It should go without saying that we are all constantly in a state of learning. Even the simplest of new or unfamiliar tasks illustrates this premise.
On your way to work you encounter considerable traffic which is blocking your usual route. You automatically go into problem solving mode and re-route yourself, perhaps onto roads that you have previously not traveled. You arrive at work, a bit later than planned, but have learned a new and maybe even shorter path. The same could be applied to finding and then driving to the address of a social gathering you are to attend in a location you have yet to visit. Other examples of learning could be learning a new software program, learning a new recipe, and in the case of this premise learning that organizations learn, too, just like individuals.
It is most intriguing that most widely recognize “individual” learning and the need for the same. At the same time many never think about the implications and need for “organizational” learning. “Organizational” learning just like “individual” learning is something that is needed for the organization to survive and thrive.
It isn’t that the organization itself learns, rather it is the individuals within the organization that learn, and apply and account for what they learn about what it is that they do and can do for the organization that creates organizational learning. Critical in this process is the accounting or recording of what is learned so that processes, systems, and approaches are documented and systematized which then encourages and creates improvement.
If an organization stops learning it is no wonder that they fall on hard times. If they are not learning about their market, how to reach it, how to create it, how to improve what they deliver they have little chance of thriving and surviving. There is a constant need to be learning, assimilating information, analyzing it, responding to it with planning, and programs, products and services, and evaluating and improving. This need for learning occurs within the organization's internal environment as well as its external environment.
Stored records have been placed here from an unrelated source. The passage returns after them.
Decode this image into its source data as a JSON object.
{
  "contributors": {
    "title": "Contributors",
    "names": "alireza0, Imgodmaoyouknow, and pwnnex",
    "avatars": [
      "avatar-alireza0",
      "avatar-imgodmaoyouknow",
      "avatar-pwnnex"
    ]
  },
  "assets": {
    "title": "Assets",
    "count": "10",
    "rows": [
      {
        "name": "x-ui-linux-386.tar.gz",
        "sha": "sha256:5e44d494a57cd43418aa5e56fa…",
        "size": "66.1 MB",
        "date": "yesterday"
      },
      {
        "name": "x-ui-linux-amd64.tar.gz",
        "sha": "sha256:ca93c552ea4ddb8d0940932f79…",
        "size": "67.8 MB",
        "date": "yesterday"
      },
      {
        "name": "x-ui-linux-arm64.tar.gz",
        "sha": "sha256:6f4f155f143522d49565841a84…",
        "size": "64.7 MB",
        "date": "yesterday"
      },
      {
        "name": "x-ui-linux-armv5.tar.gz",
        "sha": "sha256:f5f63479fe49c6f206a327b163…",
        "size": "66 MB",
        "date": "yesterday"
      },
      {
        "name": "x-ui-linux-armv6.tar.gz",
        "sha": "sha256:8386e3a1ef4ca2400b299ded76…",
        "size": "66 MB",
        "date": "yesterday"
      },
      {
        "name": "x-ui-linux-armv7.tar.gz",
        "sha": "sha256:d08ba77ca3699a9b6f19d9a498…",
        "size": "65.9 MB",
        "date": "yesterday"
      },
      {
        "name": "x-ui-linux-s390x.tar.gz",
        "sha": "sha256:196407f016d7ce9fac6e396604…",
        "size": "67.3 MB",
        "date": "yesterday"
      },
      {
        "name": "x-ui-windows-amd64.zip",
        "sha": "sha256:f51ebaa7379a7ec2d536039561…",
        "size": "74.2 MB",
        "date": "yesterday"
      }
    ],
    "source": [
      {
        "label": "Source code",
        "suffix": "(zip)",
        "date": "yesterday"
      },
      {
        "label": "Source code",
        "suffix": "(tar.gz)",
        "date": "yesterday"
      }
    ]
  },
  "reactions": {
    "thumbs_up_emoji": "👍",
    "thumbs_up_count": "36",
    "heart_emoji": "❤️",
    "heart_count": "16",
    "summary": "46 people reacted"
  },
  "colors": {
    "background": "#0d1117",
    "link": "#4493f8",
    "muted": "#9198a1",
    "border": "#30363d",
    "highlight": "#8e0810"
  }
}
Both are of equal importance.
It should not be surprising that leadership and management guru, W. Edwards Deming is quoted as saying, "Learning is not compulsory; but then again neither is survival."
Summary: Individuals and organizations must take the time and extend the effort and resoures to learn!